# Calorie Burned Calculator

Since there are so many ways in which to burn calories, let's take a look at not only what a calorie is exactly, but how to use a calorie calculator with the purpose of being able to figure out the amount of calories burned depending on the type of physical exercise performed.
A calorie refers to the amount of heat that is required in order to raise the temperature of one liter of water one degree. Although this may trigger memories from high school science class, making you feel like you are entering a new world speaking in strange languages, it's really a simple standard unit used to measure the energy your body uses throughout the day.

Know that there are 4 calories per gram of carbohydrates, 4 calories per gram of protein, and 9 calories per gram of fat.

Standard Metabolic Equivalent.

The standard metabolic equivalent (MET) is a unit that is utilized when wanting to find an estimate of how much oxygen your body is using when engaging in a particular physical exercise. When your body is resting, meaning that you are sitting quietly and there is very little movement, then you are using 1 MET of energy (oxygen). When you partake in an exercise that demands more oxygen be used, then more MET's will also be used, which means you are burning more calories.

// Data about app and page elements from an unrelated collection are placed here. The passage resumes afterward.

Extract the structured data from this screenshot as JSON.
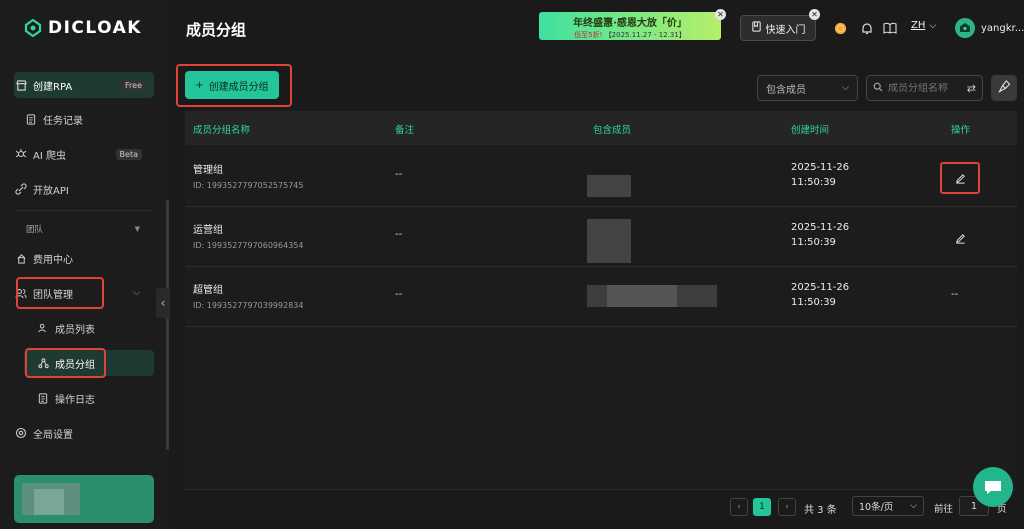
{
  "brand": {
    "name": "DICLOAK"
  },
  "sidebar": {
    "items": [
      {
        "label": "创建RPA",
        "badge": "Free",
        "icon": "store-icon"
      },
      {
        "label": "任务记录",
        "icon": "task-icon"
      },
      {
        "label": "AI 爬虫",
        "badge": "Beta",
        "icon": "spider-icon"
      },
      {
        "label": "开放API",
        "icon": "api-icon"
      },
      {
        "label": "团队",
        "icon": ""
      },
      {
        "label": "费用中心",
        "icon": "wallet-icon"
      },
      {
        "label": "团队管理",
        "icon": "team-icon"
      },
      {
        "label": "成员列表",
        "icon": "users-icon"
      },
      {
        "label": "成员分组",
        "icon": "group-icon"
      },
      {
        "label": "操作日志",
        "icon": "log-icon"
      },
      {
        "label": "全局设置",
        "icon": "settings-icon"
      }
    ]
  },
  "header": {
    "title": "成员分组",
    "promo_line1": "年终盛惠·感恩大放「价」",
    "promo_line2_highlight": "低至5折!",
    "promo_line2_date": "【2025.11.27 - 12.31】",
    "quick_start": "快速入门",
    "lang": "ZH",
    "username": "yangkr..."
  },
  "toolbar": {
    "create_label": "创建成员分组",
    "filter_label": "包含成员",
    "search_placeholder": "成员分组名称"
  },
  "table": {
    "headers": [
      "成员分组名称",
      "备注",
      "包含成员",
      "创建时间",
      "操作"
    ],
    "rows": [
      {
        "name": "管理组",
        "id": "ID: 1993527797052575745",
        "note": "--",
        "date": "2025-11-26",
        "time": "11:50:39",
        "op": "edit"
      },
      {
        "name": "运营组",
        "id": "ID: 1993527797060964354",
        "note": "--",
        "date": "2025-11-26",
        "time": "11:50:39",
        "op": "edit"
      },
      {
        "name": "超管组",
        "id": "ID: 1993527797039992834",
        "note": "--",
        "date": "2025-11-26",
        "time": "11:50:39",
        "op": "--"
      }
    ]
  },
  "pagination": {
    "current": "1",
    "total_text": "共 3 条",
    "page_size": "10条/页",
    "goto_label": "前往",
    "goto_value": "1",
    "page_suffix": "页"
  },
  "colors": {
    "accent": "#23c59b",
    "highlight": "#e0433a",
    "background": "#1a1a1a"
  }
}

Using a calorie calculator is one of the best and most accurate ways in which you are able to track how many calories burned during a particular exercise. Different physical exercises require different amounts of exertion. The more exertion you expend is directly related to more calories burned, as more oxygen is being utilized and in turn the more MET units your body will utilize.

Why it's Important.

Keeping track of the amount of calories you eat in a day is essential to your overall health, and using a calorie calculator will help you monitor the amount of calories expended during a particular exercise. This means that using a calorie burn calculator is a fantastic idea that will be of great use as you begin/continue to monitor calories burned so that you are able to understand exactly what is required in order to be/stay healthy.

REFERENCES

http://www.health.gov/dietaryguidelines/dga2005/healthieryou/html/chapter5.html
http://www.unm.edu/~lkravitz/Article%20folder/caloricexp.html
http://www.biomedcentral.com/content/pdf/1479-5868-3-17.pdf